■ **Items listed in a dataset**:

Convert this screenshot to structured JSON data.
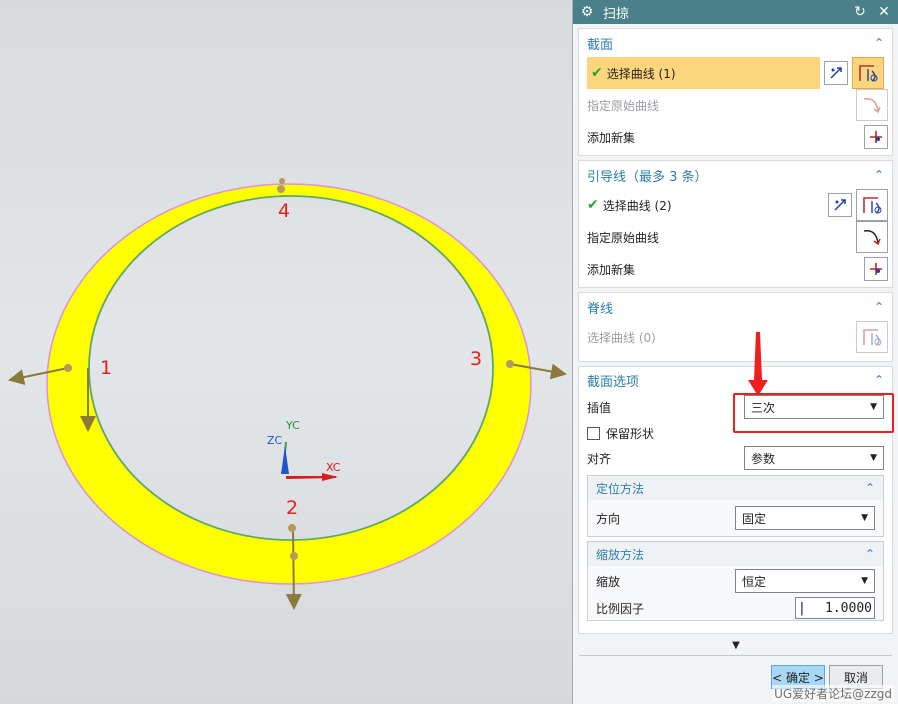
{
  "dialog": {
    "title": "扫掠",
    "section_profile": {
      "title": "截面",
      "select_curve": "选择曲线 (1)",
      "specify_original": "指定原始曲线",
      "add_new_set": "添加新集"
    },
    "section_guide": {
      "title": "引导线（最多 3 条）",
      "select_curve": "选择曲线 (2)",
      "specify_original": "指定原始曲线",
      "add_new_set": "添加新集"
    },
    "section_spine": {
      "title": "脊线",
      "select_curve": "选择曲线 (0)"
    },
    "section_options": {
      "title": "截面选项",
      "interp_label": "插值",
      "interp_value": "三次",
      "preserve_shape": "保留形状",
      "align_label": "对齐",
      "align_value": "参数",
      "orientation": {
        "title": "定位方法",
        "direction_label": "方向",
        "direction_value": "固定"
      },
      "scaling": {
        "title": "缩放方法",
        "scale_label": "缩放",
        "scale_value": "恒定",
        "factor_label": "比例因子",
        "factor_value": "1.0000"
      }
    },
    "ok_label": "< 确定 >",
    "cancel_label": "取消"
  },
  "viewport": {
    "labels": [
      "1",
      "2",
      "3",
      "4"
    ],
    "axis_yc": "YC",
    "axis_zc": "ZC",
    "axis_xc": "XC"
  },
  "watermark": "UG爱好者论坛@zzgd",
  "colors": {
    "ring": "#ffff00",
    "title_bar": "#49808a",
    "highlight": "#fcd57c",
    "annotation": "#ef1f1f",
    "section_title": "#2e7ea8"
  }
}
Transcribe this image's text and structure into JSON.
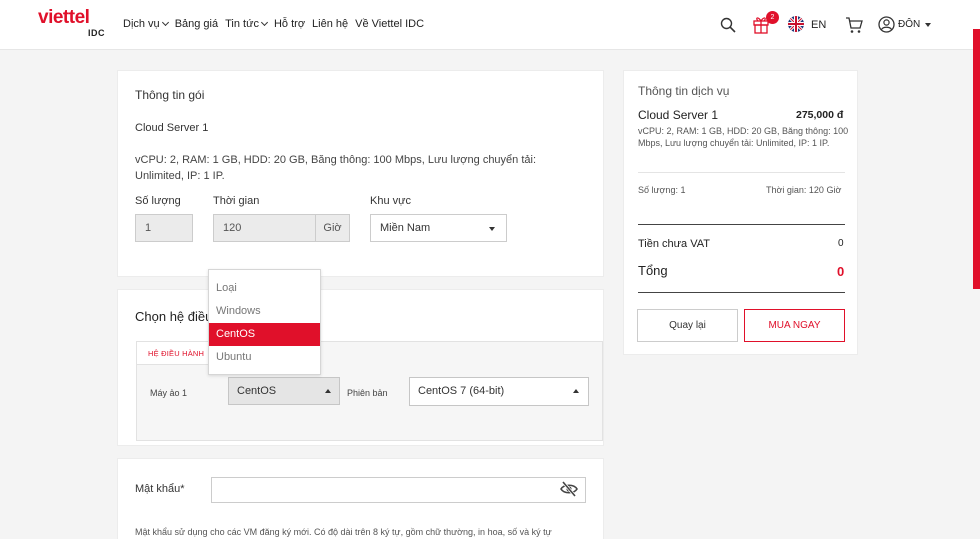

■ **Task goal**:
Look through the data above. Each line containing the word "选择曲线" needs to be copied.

■ **Expected output**:
      "select_curve": "选择曲线 (1)",
      "select_curve": "选择曲线 (2)",
      "select_curve": "选择曲线 (0)"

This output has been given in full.